Stack Overflow is a question and answer site for professional and enthusiast programmers. It's 100% free.

When bulding a executable jar with the maven-assembly-plugin and afterwards running it, it is recognized as a java application.

How could I manage that the jar is listed with it's application name ?

My POM:

 <plugin>
            <artifactId>maven-assembly-plugin</artifactId>
            <configuration>
                <archive>
                    <manifest>
                        <mainClass>package.mainclass</mainClass>
                    </manifest>
                </archive>
                <descriptorRefs>
                    <descriptorRef>jar-with-dependencies</descriptorRef>
                </descriptorRefs>
            </configuration>
            <executions>
                <execution>
                    <id>make-assembly</id>
                    <!-- this is used for inheritance merges -->
                    <phase>package</phase>
                    <!-- bind to the packaging phase -->
                    <goals>
                        <goal>single</goal>
                    </goals>
                </execution>
            </executions>
        </plugin>
share|improve this question

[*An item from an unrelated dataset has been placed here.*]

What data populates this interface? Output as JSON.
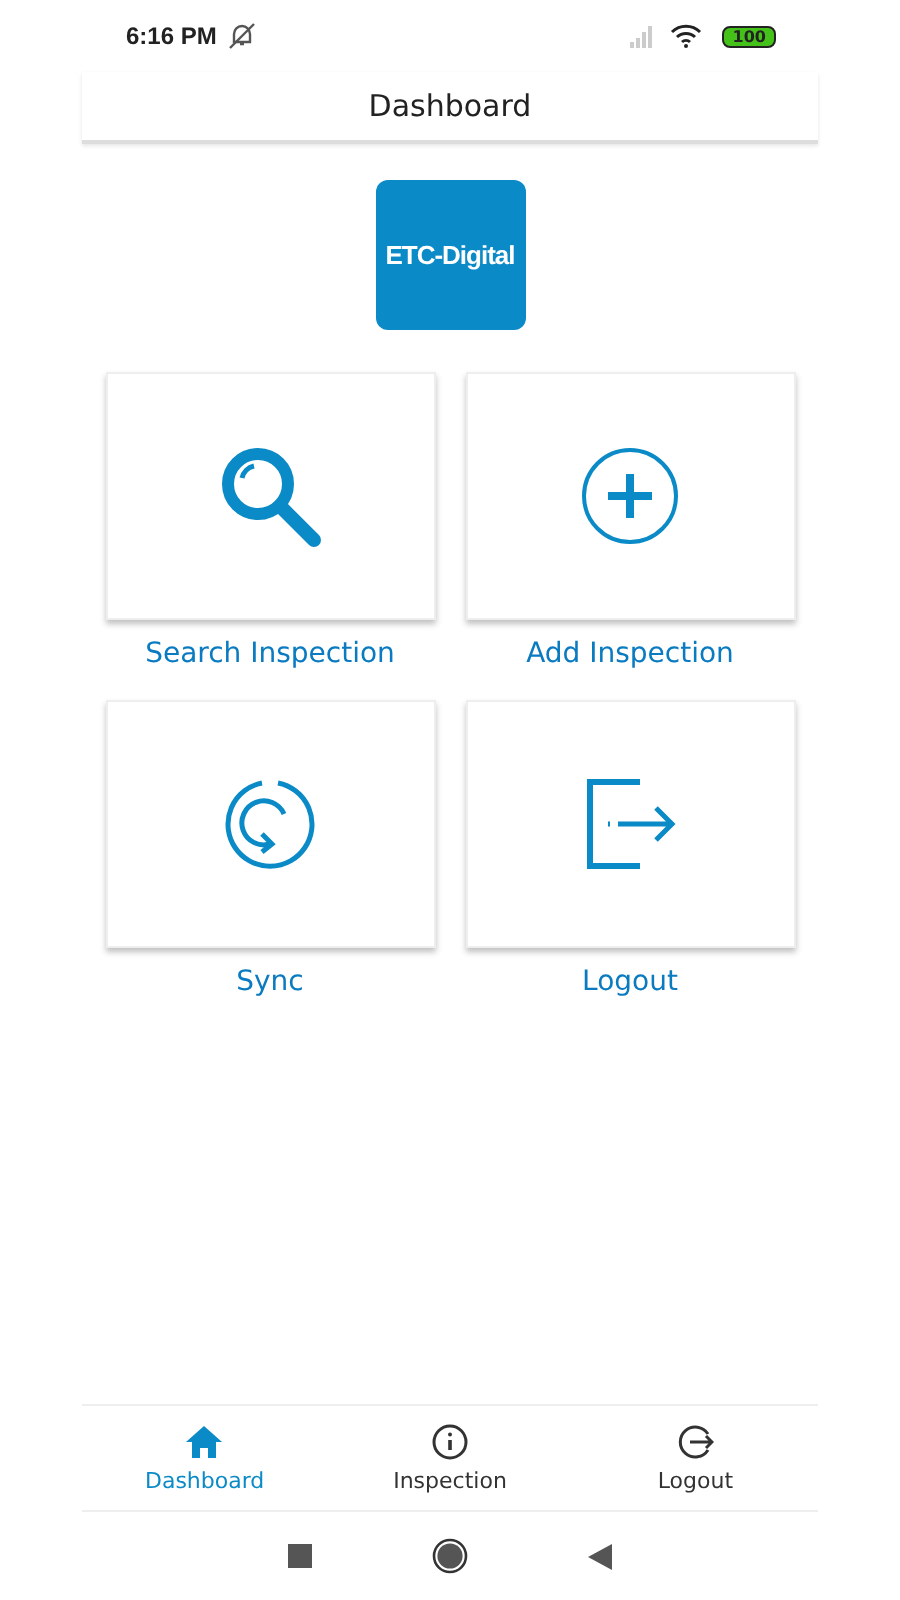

1 Answer 1

up vote 1 down vote accepted

Maven gives you control over the name of your deliverable by using the finalName element, as in:

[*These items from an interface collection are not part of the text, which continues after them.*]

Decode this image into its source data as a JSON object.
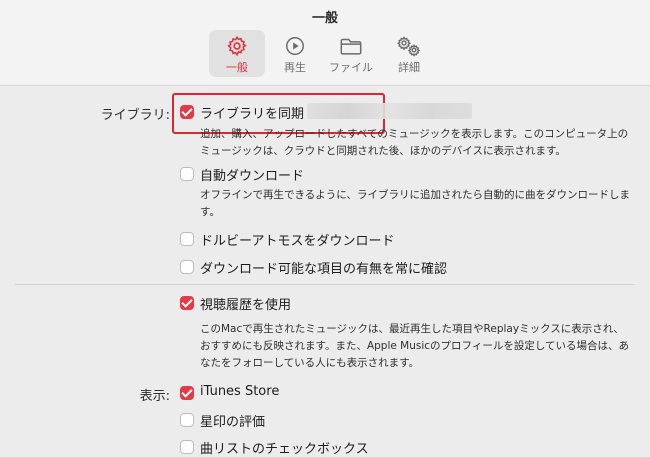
{
  "window": {
    "title": "一般"
  },
  "toolbar": {
    "items": [
      {
        "label": "一般",
        "icon": "gear-icon",
        "active": true
      },
      {
        "label": "再生",
        "icon": "play-circle-icon",
        "active": false
      },
      {
        "label": "ファイル",
        "icon": "folder-icon",
        "active": false
      },
      {
        "label": "詳細",
        "icon": "gears-icon",
        "active": false
      }
    ]
  },
  "library": {
    "section_label": "ライブラリ:",
    "sync": {
      "label": "ライブラリを同期",
      "checked": true,
      "description": "追加、購入、アップロードしたすべてのミュージックを表示します。このコンピュータ上のミュージックは、クラウドと同期された後、ほかのデバイスに表示されます。"
    },
    "auto_download": {
      "label": "自動ダウンロード",
      "checked": false,
      "description": "オフラインで再生できるように、ライブラリに追加されたら自動的に曲をダウンロードします。"
    },
    "dolby": {
      "label": "ドルビーアトモスをダウンロード",
      "checked": false
    },
    "always_check": {
      "label": "ダウンロード可能な項目の有無を常に確認",
      "checked": false
    }
  },
  "history": {
    "use_history": {
      "label": "視聴履歴を使用",
      "checked": true,
      "description": "このMacで再生されたミュージックは、最近再生した項目やReplayミックスに表示され、おすすめにも反映されます。また、Apple Musicのプロフィールを設定している場合は、あなたをフォローしている人にも表示されます。"
    }
  },
  "display": {
    "section_label": "表示:",
    "itunes_store": {
      "label": "iTunes Store",
      "checked": true
    },
    "star_rating": {
      "label": "星印の評価",
      "checked": false
    },
    "song_checkbox": {
      "label": "曲リストのチェックボックス",
      "checked": false
    }
  },
  "colors": {
    "accent": "#e33a45",
    "highlight_box": "#e0262f"
  }
}
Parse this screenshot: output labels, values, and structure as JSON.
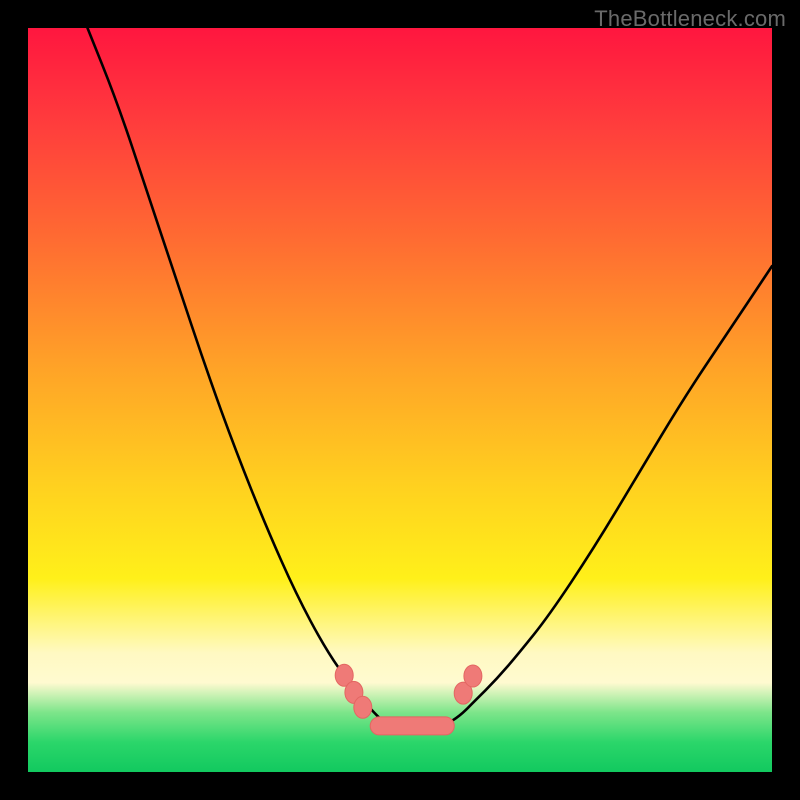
{
  "watermark": {
    "text": "TheBottleneck.com"
  },
  "colors": {
    "background": "#000000",
    "curve_stroke": "#000000",
    "marker_fill": "#ef7a77",
    "marker_stroke": "#e36662"
  },
  "chart_data": {
    "type": "line",
    "title": "",
    "xlabel": "",
    "ylabel": "",
    "xlim": [
      0,
      100
    ],
    "ylim": [
      0,
      100
    ],
    "grid": false,
    "legend": false,
    "note": "Single V-shaped curve over a vertical red→green gradient; no axes, ticks, or labels are visible. Values are read as percentage of plot width (x) and height from top (y=0 at top).",
    "series": [
      {
        "name": "curve",
        "x": [
          8,
          12,
          16,
          20,
          24,
          28,
          32,
          36,
          40,
          43.5,
          46,
          48,
          50,
          52,
          54,
          56,
          58,
          60,
          63,
          66,
          70,
          76,
          82,
          88,
          94,
          100
        ],
        "y": [
          0,
          10,
          22,
          34,
          46,
          57,
          67,
          76,
          83.5,
          88.5,
          91.5,
          93.5,
          94.5,
          94.7,
          94.5,
          93.7,
          92.5,
          90.5,
          87.5,
          84,
          79,
          70,
          60,
          50,
          41,
          32
        ]
      }
    ],
    "markers": {
      "note": "Pink rounded pill/circle markers near the valley of the curve.",
      "points_pct": [
        {
          "x": 42.5,
          "y": 87.0
        },
        {
          "x": 43.8,
          "y": 89.3
        },
        {
          "x": 45.0,
          "y": 91.3
        },
        {
          "x": 58.5,
          "y": 89.4
        },
        {
          "x": 59.8,
          "y": 87.1
        }
      ],
      "pill_pct": {
        "x1": 46.0,
        "x2": 57.3,
        "y": 93.8
      }
    }
  }
}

<!-- Inside your pom.xml -->
<build>
   <finalName>whateverIWantToCallMyDeliverable</finalName>
</build>

May this suit you?

share|improve this answer
    
Well, I have tried this, but it only modifies the Output FileName, isn't it? I would like to be able e.g. in windows open the task manager and then find my running application via it's name(otherwise it is listed as java.exe)... I could package it with Launch4J, but that's a bit of an overload for a commandline application:) –  chris polzer Feb 13 '14 at 17:33
    
I think a launcher program is probably your only option. I think changing a process name under Windows requires Administrator privileges, and use of APIs that aren't available from Java. –  Martin Ellis Feb 13 '14 at 17:36
    
Well, lets wait for some more opinions, but I already feared that –  chris polzer Feb 13 '14 at 17:52

Your Answer

 
discard

By posting your answer, you agree to the privacy policy and terms of service.

Not the answer you're looking for? Browse other questions tagged or ask your own question.